Sunday, November 10, 2013

World's Fair artifacts at Queens Museum

From the NY Times:

ON April 22, 1963, John F. Kennedy, sitting in the Oval Office, pressed the numbers 1964 on an early touch-tone telephone. It was an exciting, if stage-managed, moment.

At the other end of the line, the directors of the New York World’s Fair were gathered in their offices in what is now called Flushing Meadows-Corona Park. At the press of the presidential buttons, a large “countdown clock” began ticking off the days remaining until the opening of the 1964 New York World’s Fair one year hence.

The telephone now sits on a shelf at the newly renovated Queens Museum, pulled out of storage along with about 900 other artifacts from the 1939 and 1964 fairs. They serve as a reminder that the building itself is a kind of artifact, built to house the New York City Pavilion at the 1939 fair. They also remind us that the great fairs generated an extraordinary amount of junk.

Yes, the world’s fairs communicated lofty ideals and grand plans. The 1939 fair promised a sneak preview of “the world of tomorrow,” expressed visually in its emblem, the spirelike Trylon and spherical Perisphere. The 1964 fair took as its motto “peace through understanding.” But the fairs were carnivals, too, vast cornucopias of trinkets, promotional ephemera and mass-produced gewgaws emblazoned with fair advertising.

And so the eye beholds, in the glass display cases devoted to the 1939 fair: a tin Planter’s peanut dish, with the monocled Mr. Peanut posing jauntily in front of the Trylon and Perisphere; tiny green pickle lapel pins from the Heinz pavilion; an orange-and-blue Trylon and Perisphere salt and pepper shaker set; a Trylon and Perisphere pencil sharpener; Trylon and Perisphere bracelets in lustrous Bakelite; a 1939 New York State license plate stamped with the words “New York World’s Fair.” Also, many coins, penknives, dishes, bookmarks and thermometers.


Anonymous said...

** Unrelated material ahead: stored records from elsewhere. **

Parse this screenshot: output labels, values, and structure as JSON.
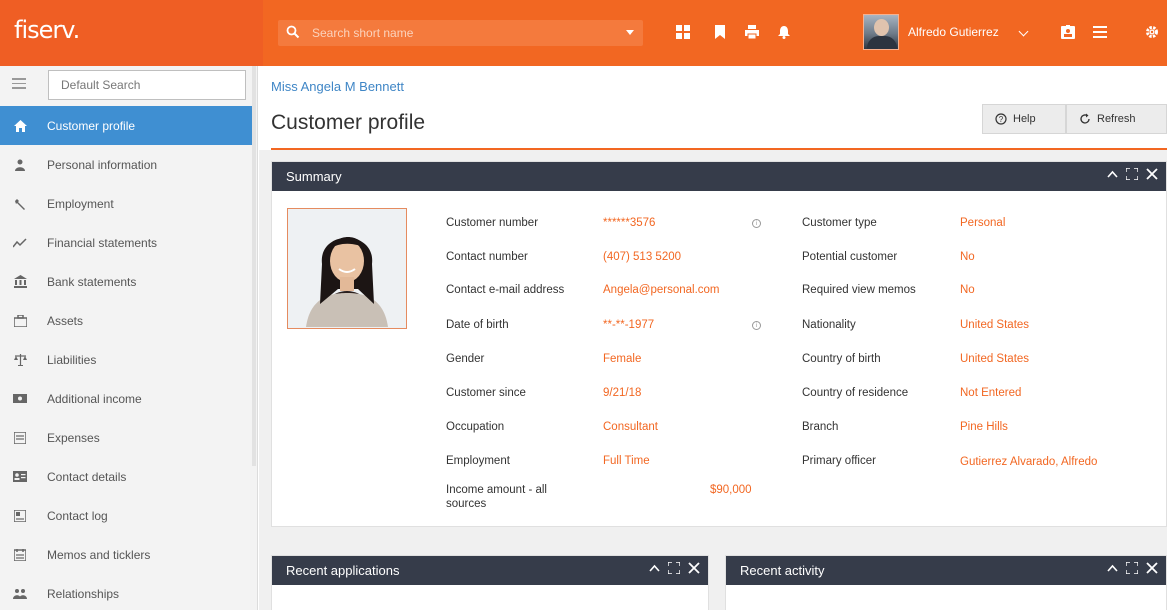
{
  "brand": {
    "logo": "fiserv."
  },
  "topbar": {
    "search_placeholder": "Search short name",
    "icons": [
      "dashboard-icon",
      "bookmark-icon",
      "print-icon",
      "bell-icon",
      "id-card-icon",
      "list-icon",
      "gear-icon"
    ],
    "user_name": "Alfredo Gutierrez"
  },
  "sidebar": {
    "search_value": "Default Search",
    "items": [
      {
        "label": "Customer profile",
        "icon": "home-icon",
        "active": true
      },
      {
        "label": "Personal information",
        "icon": "person-icon"
      },
      {
        "label": "Employment",
        "icon": "wrench-icon"
      },
      {
        "label": "Financial statements",
        "icon": "trend-icon"
      },
      {
        "label": "Bank statements",
        "icon": "bank-icon"
      },
      {
        "label": "Assets",
        "icon": "briefcase-icon"
      },
      {
        "label": "Liabilities",
        "icon": "scale-icon"
      },
      {
        "label": "Additional income",
        "icon": "cash-icon"
      },
      {
        "label": "Expenses",
        "icon": "receipt-icon"
      },
      {
        "label": "Contact details",
        "icon": "contact-card-icon"
      },
      {
        "label": "Contact log",
        "icon": "log-icon"
      },
      {
        "label": "Memos and ticklers",
        "icon": "calendar-icon"
      },
      {
        "label": "Relationships",
        "icon": "people-icon"
      }
    ]
  },
  "header": {
    "breadcrumb": "Miss Angela M Bennett",
    "title": "Customer profile",
    "help_label": "Help",
    "refresh_label": "Refresh"
  },
  "summary": {
    "title": "Summary",
    "left_fields": [
      {
        "label": "Customer number",
        "value": "******3576"
      },
      {
        "label": "Contact number",
        "value": "(407) 513 5200"
      },
      {
        "label": "Contact e-mail address",
        "value": "Angela@personal.com"
      },
      {
        "label": "Date of birth",
        "value": "**-**-1977"
      },
      {
        "label": "Gender",
        "value": "Female"
      },
      {
        "label": "Customer since",
        "value": "9/21/18"
      },
      {
        "label": "Occupation",
        "value": "Consultant"
      },
      {
        "label": "Employment",
        "value": "Full Time"
      },
      {
        "label": "Income amount - all sources",
        "value": "$90,000"
      }
    ],
    "right_fields": [
      {
        "label": "Customer type",
        "value": "Personal"
      },
      {
        "label": "Potential customer",
        "value": "No"
      },
      {
        "label": "Required view memos",
        "value": "No"
      },
      {
        "label": "Nationality",
        "value": "United States"
      },
      {
        "label": "Country of birth",
        "value": "United States"
      },
      {
        "label": "Country of residence",
        "value": "Not Entered"
      },
      {
        "label": "Branch",
        "value": "Pine Hills"
      },
      {
        "label": "Primary officer",
        "value": "Gutierrez Alvarado, Alfredo"
      }
    ]
  },
  "panels": {
    "recent_applications": "Recent applications",
    "recent_activity": "Recent activity"
  },
  "colors": {
    "brand_orange": "#f26722",
    "active_blue": "#3f8fd2",
    "panel_header": "#363c4a"
  }
}
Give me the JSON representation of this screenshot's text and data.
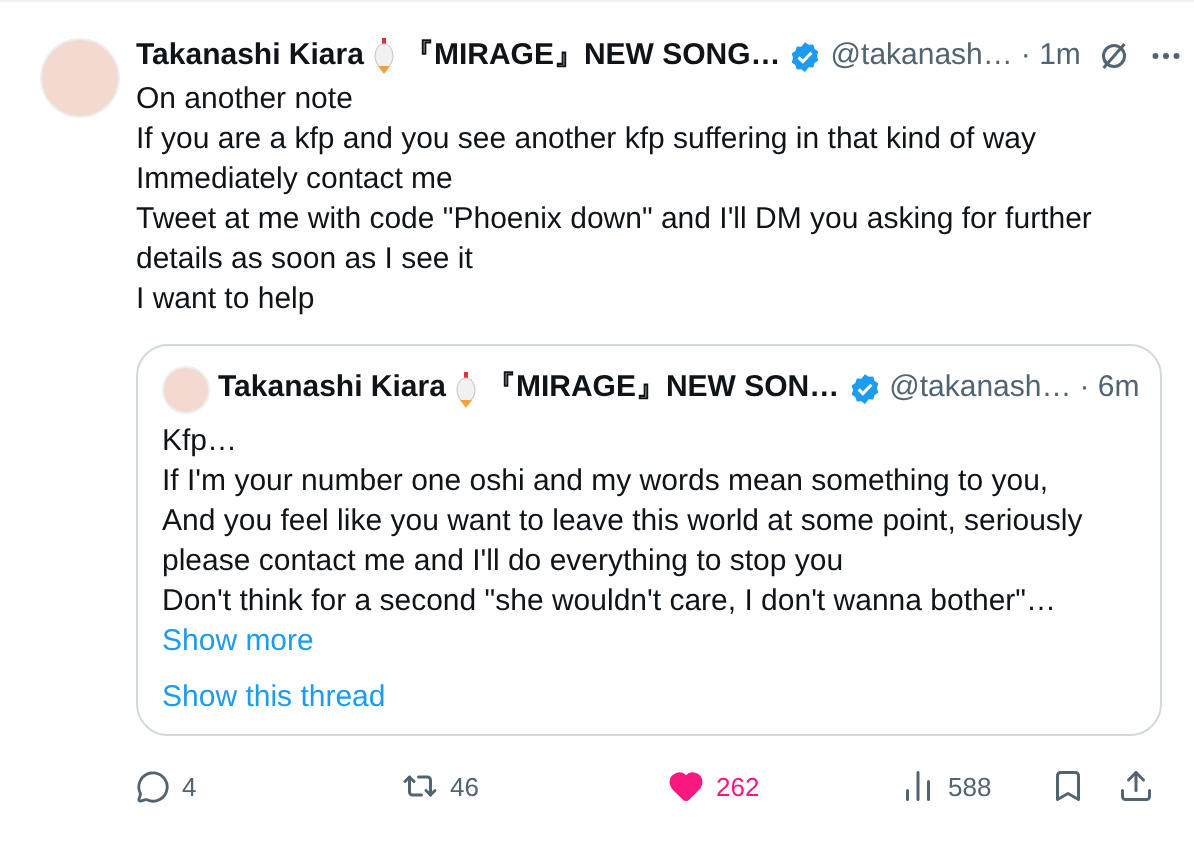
{
  "tweet": {
    "name_start": "Takanashi Kiara",
    "name_end": "『MIRAGE』NEW SONG…",
    "verified": true,
    "handle": "@takanash…",
    "time": "· 1m",
    "lines": [
      "On another note",
      "If you are a kfp and you see another kfp suffering in that kind of way",
      "Immediately contact me",
      "Tweet at me with code \"Phoenix down\" and I'll DM you asking for further details as soon as I see it",
      "I want to help"
    ]
  },
  "quote": {
    "name_start": "Takanashi Kiara",
    "name_end": "『MIRAGE』NEW SON…",
    "verified": true,
    "handle": "@takanash…",
    "time": "· 6m",
    "lines": [
      "Kfp…",
      "If I'm your number one oshi and my words mean something to you,",
      "And you feel like you want to leave this world at some point, seriously please contact me and I'll do everything to stop you",
      "Don't think for a second \"she wouldn't care, I don't wanna bother\"…"
    ],
    "show_more": "Show more",
    "show_thread": "Show this thread"
  },
  "actions": {
    "replies": "4",
    "reposts": "46",
    "likes": "262",
    "liked": true,
    "views": "588"
  }
}
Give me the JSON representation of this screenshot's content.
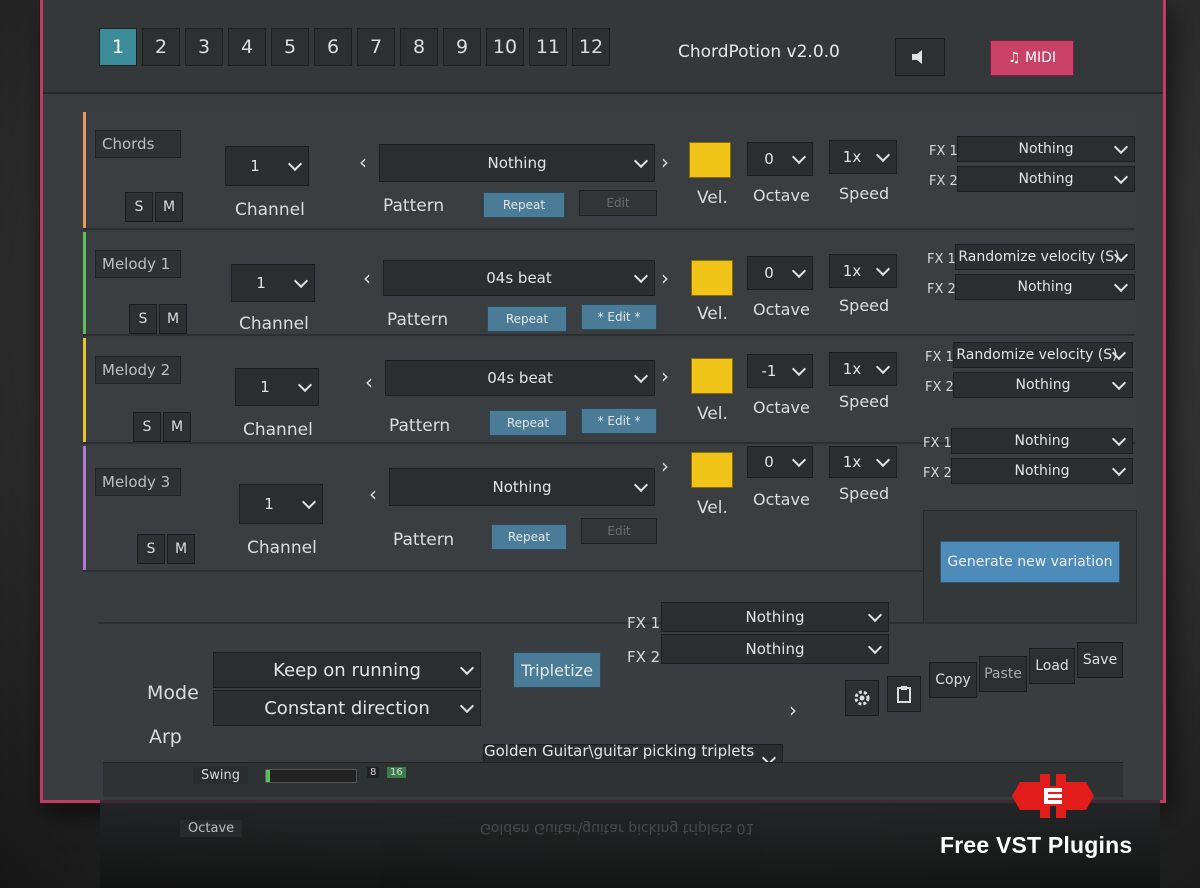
{
  "colors": {
    "accent_tab": "#3c8c9a",
    "midi": "#c84268",
    "velocity": "#f0c419",
    "chords_bar": "#e89a5a",
    "melody1_bar": "#5bbf5b",
    "melody2_bar": "#e4c62e",
    "melody3_bar": "#b07ad6"
  },
  "tabs": [
    "1",
    "2",
    "3",
    "4",
    "5",
    "6",
    "7",
    "8",
    "9",
    "10",
    "11",
    "12"
  ],
  "active_tab": "1",
  "title": "ChordPotion v2.0.0",
  "midi_label": "♫ MIDI",
  "labels": {
    "channel": "Channel",
    "pattern": "Pattern",
    "vel": "Vel.",
    "octave": "Octave",
    "speed": "Speed",
    "fx1": "FX 1",
    "fx2": "FX 2",
    "s": "S",
    "m": "M",
    "prev": "‹",
    "next": "›"
  },
  "tracks": [
    {
      "name": "Chords",
      "channel": "1",
      "pattern": "Nothing",
      "repeat": "Repeat",
      "edit": "Edit",
      "edit_active": false,
      "octave": "0",
      "speed": "1x",
      "fx1": "Nothing",
      "fx2": "Nothing"
    },
    {
      "name": "Melody 1",
      "channel": "1",
      "pattern": "04s beat",
      "repeat": "Repeat",
      "edit": "* Edit *",
      "edit_active": true,
      "octave": "0",
      "speed": "1x",
      "fx1": "Randomize velocity (S)",
      "fx2": "Nothing"
    },
    {
      "name": "Melody 2",
      "channel": "1",
      "pattern": "04s beat",
      "repeat": "Repeat",
      "edit": "* Edit *",
      "edit_active": true,
      "octave": "-1",
      "speed": "1x",
      "fx1": "Randomize velocity (S)",
      "fx2": "Nothing"
    },
    {
      "name": "Melody 3",
      "channel": "1",
      "pattern": "Nothing",
      "repeat": "Repeat",
      "edit": "Edit",
      "edit_active": false,
      "octave": "0",
      "speed": "1x",
      "fx1": "Nothing",
      "fx2": "Nothing"
    }
  ],
  "generate_label": "Generate new variation",
  "arp": {
    "mode_label": "Mode",
    "mode_value": "Keep on running",
    "arp_label": "Arp",
    "arp_value": "Constant direction",
    "tripletize": "Tripletize",
    "fx1": "Nothing",
    "fx2": "Nothing"
  },
  "preset": {
    "value": "Golden Guitar\\guitar picking triplets 01",
    "copy": "Copy",
    "paste": "Paste",
    "load": "Load",
    "save": "Save"
  },
  "sequencer": {
    "swing": "Swing",
    "octave": "Octave",
    "step8": "8",
    "step16": "16"
  },
  "brand": "Free VST Plugins"
}
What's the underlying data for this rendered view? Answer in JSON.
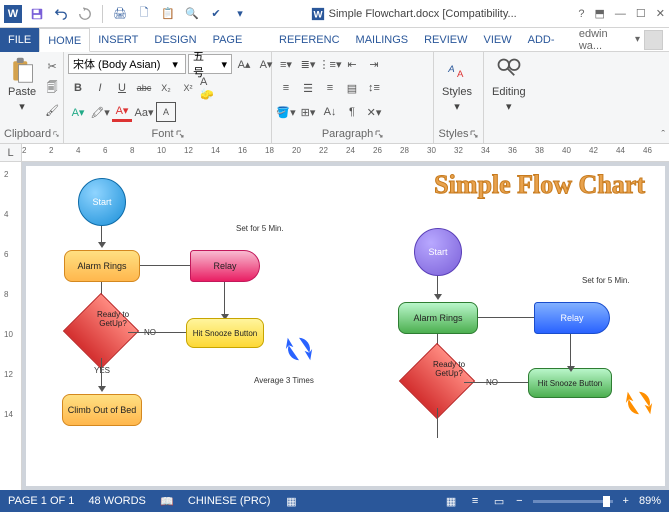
{
  "titlebar": {
    "doc_icon": "W",
    "title": "Simple Flowchart.docx [Compatibility..."
  },
  "tabs": {
    "file": "FILE",
    "home": "HOME",
    "insert": "INSERT",
    "design": "DESIGN",
    "pagelayout": "PAGE LAY",
    "references": "REFERENC",
    "mailings": "MAILINGS",
    "review": "REVIEW",
    "view": "VIEW",
    "addins": "ADD-INS",
    "user": "edwin wa..."
  },
  "ribbon": {
    "clipboard": {
      "paste": "Paste",
      "label": "Clipboard"
    },
    "font": {
      "name": "宋体 (Body Asian)",
      "size": "五号",
      "bold": "B",
      "italic": "I",
      "underline": "U",
      "strike": "abc",
      "sub": "X₂",
      "sup": "X²",
      "label": "Font"
    },
    "paragraph": {
      "label": "Paragraph"
    },
    "styles": {
      "btn": "Styles",
      "label": "Styles"
    },
    "editing": {
      "btn": "Editing"
    }
  },
  "ruler_corner": "L",
  "ruler_h": [
    "2",
    "2",
    "4",
    "6",
    "8",
    "10",
    "12",
    "14",
    "16",
    "18",
    "20",
    "22",
    "24",
    "26",
    "28",
    "30",
    "32",
    "34",
    "36",
    "38",
    "40",
    "42",
    "44",
    "46"
  ],
  "ruler_v": [
    "2",
    "4",
    "6",
    "8",
    "10",
    "12",
    "14"
  ],
  "doc": {
    "title": "Simple Flow Chart",
    "left": {
      "start": "Start",
      "alarm": "Alarm Rings",
      "relay": "Relay",
      "set": "Set for 5 Min.",
      "ready": "Ready to GetUp?",
      "no": "NO",
      "yes": "YES",
      "hit": "Hit Snooze Button",
      "climb": "Climb Out of Bed",
      "avg": "Average 3 Times"
    },
    "right": {
      "start": "Start",
      "alarm": "Alarm Rings",
      "relay": "Relay",
      "set": "Set for 5 Min.",
      "ready": "Ready to GetUp?",
      "no": "NO",
      "hit": "Hit Snooze Button"
    }
  },
  "statusbar": {
    "page": "PAGE 1 OF 1",
    "words": "48 WORDS",
    "lang": "CHINESE (PRC)",
    "zoom": "89%"
  }
}
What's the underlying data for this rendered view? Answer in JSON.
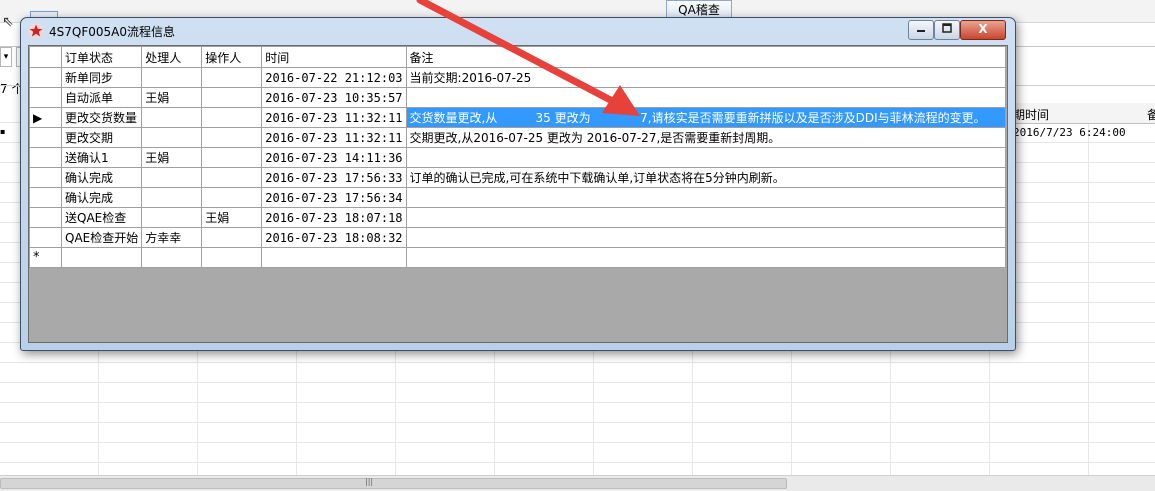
{
  "background": {
    "qa_button": "QA稽查",
    "row_count": "7 个",
    "grid_header_time": "期时间",
    "grid_header_note": "备",
    "grid_value": "2016/7/23 6:24:00"
  },
  "window": {
    "title": "4S7QF005A0流程信息",
    "close_label": "X",
    "columns": [
      "订单状态",
      "处理人",
      "操作人",
      "时间",
      "备注"
    ],
    "rows": [
      {
        "status": "新单同步",
        "handler": "",
        "operator": "",
        "time": "2016-07-22 21:12:03",
        "note": "当前交期:2016-07-25"
      },
      {
        "status": "自动派单",
        "handler": "王娟",
        "operator": "",
        "time": "2016-07-23 10:35:57",
        "note": ""
      },
      {
        "status": "更改交货数量",
        "handler": "",
        "operator": "",
        "time": "2016-07-23 11:32:11",
        "note": "交货数量更改,从          35 更改为             7,请核实是否需要重新拼版以及是否涉及DDI与菲林流程的变更。",
        "current": true
      },
      {
        "status": "更改交期",
        "handler": "",
        "operator": "",
        "time": "2016-07-23 11:32:11",
        "note": "交期更改,从2016-07-25 更改为 2016-07-27,是否需要重新封周期。"
      },
      {
        "status": "送确认1",
        "handler": "王娟",
        "operator": "",
        "time": "2016-07-23 14:11:36",
        "note": ""
      },
      {
        "status": "确认完成",
        "handler": "",
        "operator": "",
        "time": "2016-07-23 17:56:33",
        "note": "订单的确认已完成,可在系统中下载确认单,订单状态将在5分钟内刷新。"
      },
      {
        "status": "确认完成",
        "handler": "",
        "operator": "",
        "time": "2016-07-23 17:56:34",
        "note": ""
      },
      {
        "status": "送QAE检查",
        "handler": "",
        "operator": "王娟",
        "time": "2016-07-23 18:07:18",
        "note": ""
      },
      {
        "status": "QAE检查开始",
        "handler": "方幸幸",
        "operator": "",
        "time": "2016-07-23 18:08:32",
        "note": ""
      }
    ],
    "current_row_marker": "▶",
    "new_row_marker": "*"
  },
  "colors": {
    "selection": "#3399ff",
    "arrow": "#e8403a",
    "client_bg": "#a9a9a9"
  },
  "icons": {
    "window_icon": "red-star-icon",
    "minimize": "minimize-icon",
    "maximize": "maximize-icon",
    "close": "close-icon"
  }
}
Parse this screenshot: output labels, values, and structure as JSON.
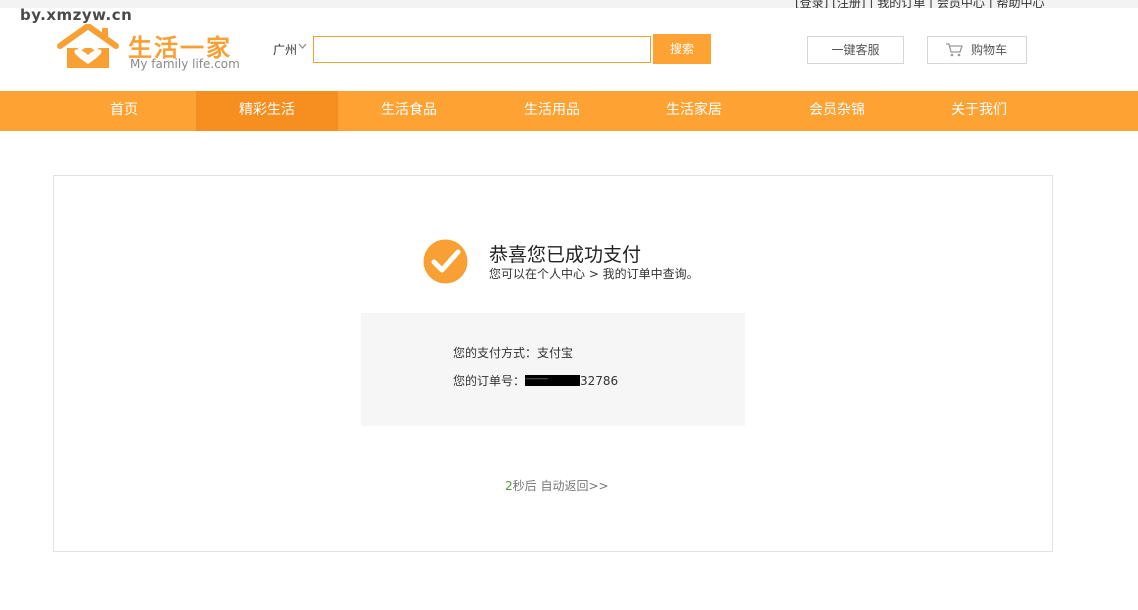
{
  "watermark": "by.xmzyw.cn",
  "topbar": {
    "links_text": "[登录] [注册] | 我的订单 | 会员中心 | 帮助中心"
  },
  "logo": {
    "cn": "生活一家",
    "en": "My family life.com"
  },
  "header": {
    "city": "广州",
    "search_placeholder": "",
    "search_label": "搜索",
    "service_label": "一键客服",
    "cart_label": "购物车"
  },
  "nav": {
    "items": [
      {
        "label": "首页"
      },
      {
        "label": "精彩生活"
      },
      {
        "label": "生活食品"
      },
      {
        "label": "生活用品"
      },
      {
        "label": "生活家居"
      },
      {
        "label": "会员杂锦"
      },
      {
        "label": "关于我们"
      }
    ],
    "active_index": 1
  },
  "result": {
    "title": "恭喜您已成功支付",
    "subtitle": "您可以在个人中心 > 我的订单中查询。",
    "payment_label": "您的支付方式：",
    "payment_value": "支付宝",
    "order_label": "您的订单号：",
    "order_redacted": "----------",
    "order_suffix": "32786"
  },
  "countdown": {
    "seconds": "2",
    "text": "秒后 自动返回>>"
  },
  "colors": {
    "brand_orange": "#fea233",
    "nav_active": "#f68f1f",
    "countdown_number": "#4a9e3a"
  }
}
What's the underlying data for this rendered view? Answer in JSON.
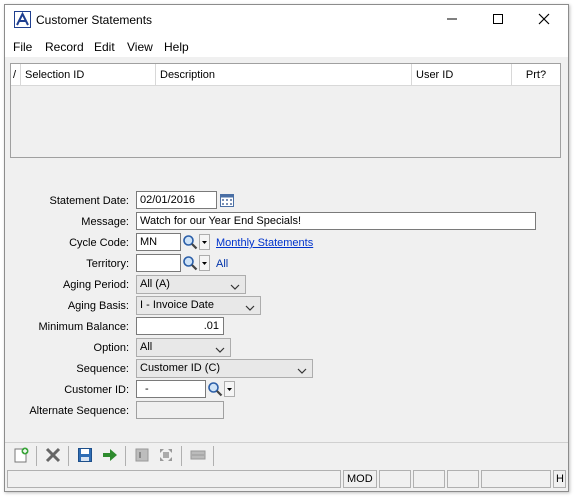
{
  "window": {
    "title": "Customer Statements",
    "controls": {
      "minimize_icon": "minimize-icon",
      "maximize_icon": "maximize-icon",
      "close_icon": "close-icon"
    }
  },
  "menu": [
    {
      "label": "File"
    },
    {
      "label": "Record"
    },
    {
      "label": "Edit"
    },
    {
      "label": "View"
    },
    {
      "label": "Help"
    }
  ],
  "grid": {
    "marker": "/",
    "columns": [
      "Selection ID",
      "Description",
      "User ID",
      "Prt?"
    ],
    "rows": []
  },
  "form": {
    "statement_date": {
      "label": "Statement Date:",
      "value": "02/01/2016"
    },
    "message": {
      "label": "Message:",
      "value": "Watch for our Year End Specials!"
    },
    "cycle_code": {
      "label": "Cycle Code:",
      "value": "MN",
      "description": "Monthly Statements"
    },
    "territory": {
      "label": "Territory:",
      "value": "",
      "description": "All"
    },
    "aging_period": {
      "label": "Aging Period:",
      "value": "All (A)"
    },
    "aging_basis": {
      "label": "Aging Basis:",
      "value": "I - Invoice Date"
    },
    "minimum_balance": {
      "label": "Minimum Balance:",
      "value": ".01"
    },
    "option": {
      "label": "Option:",
      "value": "All"
    },
    "sequence": {
      "label": "Sequence:",
      "value": "Customer ID (C)"
    },
    "customer_id": {
      "label": "Customer ID:",
      "value": "-"
    },
    "alternate_sequence": {
      "label": "Alternate Sequence:",
      "value": ""
    }
  },
  "toolbar": {
    "buttons": [
      "new-record-icon",
      "delete-icon",
      "save-icon",
      "next-arrow-icon",
      "first-record-icon",
      "expand-icon",
      "list-icon"
    ]
  },
  "statusbar": {
    "cells": [
      "",
      "MOD",
      "",
      "",
      "",
      "",
      "HI"
    ]
  },
  "colors": {
    "accent": "#1f3f8f",
    "link": "#0033cc",
    "window_bg": "#f0f0f0",
    "arrow_green": "#2e8b2e"
  }
}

Lots of "made in Hong Kong" souvenir crap that never sold and stored in the unispheres pump room and museum's bunker but at least its an effort.
The real gems and memorabilia were colored globes, panels, Saturn lamps, luminary's , Corvette strollers, phone booths, mold'a'rama machines that made the Dino's. I also remember these small battery powered lantern lapel pins and bicycle license plates. Sadly almost all are in the Staten Island landfill or in private hands.
I offered the museum some NYS Pavilion blue glass globes (not plastic "Wiz" reproduction globes) and colored Kawall sandwich panel and cocktail stirrers from Robert Moses bar. (a acquired for safe keeping history). They were not allowed to hear any more of it under Helen Marshalls direct orders. After that and Estelle Cooper pocketing big money from NYSP fundraisers at Terrace on The Park F- them all ! I don't trust any of them !!

Anonymous said...

Looks like the sane artifacts that were fir sale at the "old museum's"
gift shop. I purchased some of them over the years from there.

Anonymous said...

The new Queens Museum is fantastic. It's nice to see what's hopefully the beginning of the restoration of all the buildings at Flushing Meadows Corona Park.

Anonymous said...

Belgian waffles. Futurama. GE, Ford, IBM pavilions. Awesome.

Anonymous said...

This the best they could do? Tourist junk dredged from their gift shop?

There are tons of interesting images and exhibits from the world's fairs.

Anonymous said...

By all means, preserve those collectable Worlds Fair plates, cups and saucers, etc. but leave the NYS Pavilion in it's current crappy condition.

How do you spell H-Y-P-O-C-R-I-S-Y?

More kitschy junk to collect dust on some navel gazing nerd's shelf.

Anonymous said...

Typical Queens project.

A capital project of $70 million and an exhibit comprising of $700 spent on Ebay ....

I could see Woodhaven or Queens Historical doing an exhibit like this but the QUEENS MUSEUM?!?!

How do you expect this boro to be taken seriously folks?

Anonymous said...

The new Queens Museum is fantastic. It's nice to see what's hopefully the beginning of the restoration of all the buildings at Flushing Meadows Corona Park.

a. don't get out much do you?

b. candidate for a Queens community board.

Anonymous said...

Visit the Brooklyn Museum, bub, and see what a crappy hall full of 3rd rate art and castoffs that the Queens Museum really is.

Finkelpearl has got himself a cushy job there. THAT'S what it's all about!

Anonymous said...

He's a gem alright.

Tom Finkelpearl said...

Hi -- I get it that you are not thrilled with the Queens Museum. I also understand that our collection does not match the Brooklyn Museum where my wife is a curator. They had around a 75 year head start. But that World's Fair gallery really has been popular since our opening. Again, I would be happy to give anyone a tour of the new building. Is anyone game? My email is